If you’ve been charged with a crime, you ultimately have to decide if you’re going to plead guilty or fight the charges.
If you decide to fight the charges and ask for a trial, you then have to decide — along with your attorney — what type of defense you should offer.
Your defense has to fit the facts of the case and your attorney cannot knowingly allow you to lie, or perjure yourself, on the stand — so an “affirmative” defense may be offered.
This defense is a little risky because you basically agree that you did just what you are accused of doing. However, you’re also offering a justification for your actions that excuses your behavior to the point that it is no longer a crime.
For example, here are some common defenses that you’ve probably heard of before that are considered affirmative:
1. Standing your ground
You generally have a duty to try to get out of a fight if you can — even if that means running away. However, people aren’t expected to flee their own homes to avoid a fight. If you assaulted a robber who was sneaking around your bedroom at night, the court is likely to agree that you had every right to defend your home and family.
2. Defense of self
Sometimes, you can’t run from a fight. If, for example, you were literally backed into a corner and you came out swinging and happened to get the best of your opponent, you could still be charged with battery for beating him or her up. However, if he or she backed you in that corner with threats and either threw the first punch or put you in fear for your physical safety, you had a right to defend yourself.
3. Defense of others
Sometimes, you have a right to defend someone else who can’t defend themselves. For example, if you see an elderly woman being robbed and beaten, and you knock her assailant down from behind with a bat, you could still end up charged with assault — but your justification, or affirmative defense, would be that you were protecting someone else from harm when he or she couldn’t do so him- or herself.
Discuss your criminal defense options with your attorney carefully before you decide to use an affirmative defense — they often hinge on fine definitions of the law.

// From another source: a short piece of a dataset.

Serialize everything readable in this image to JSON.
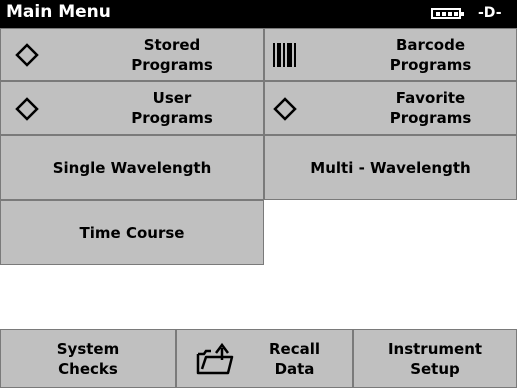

Source: FindLaw Blotter, “What Is an Affirmative Defense?,” Stephanie Rabiner, Esq., accessed Nov. 17, 2017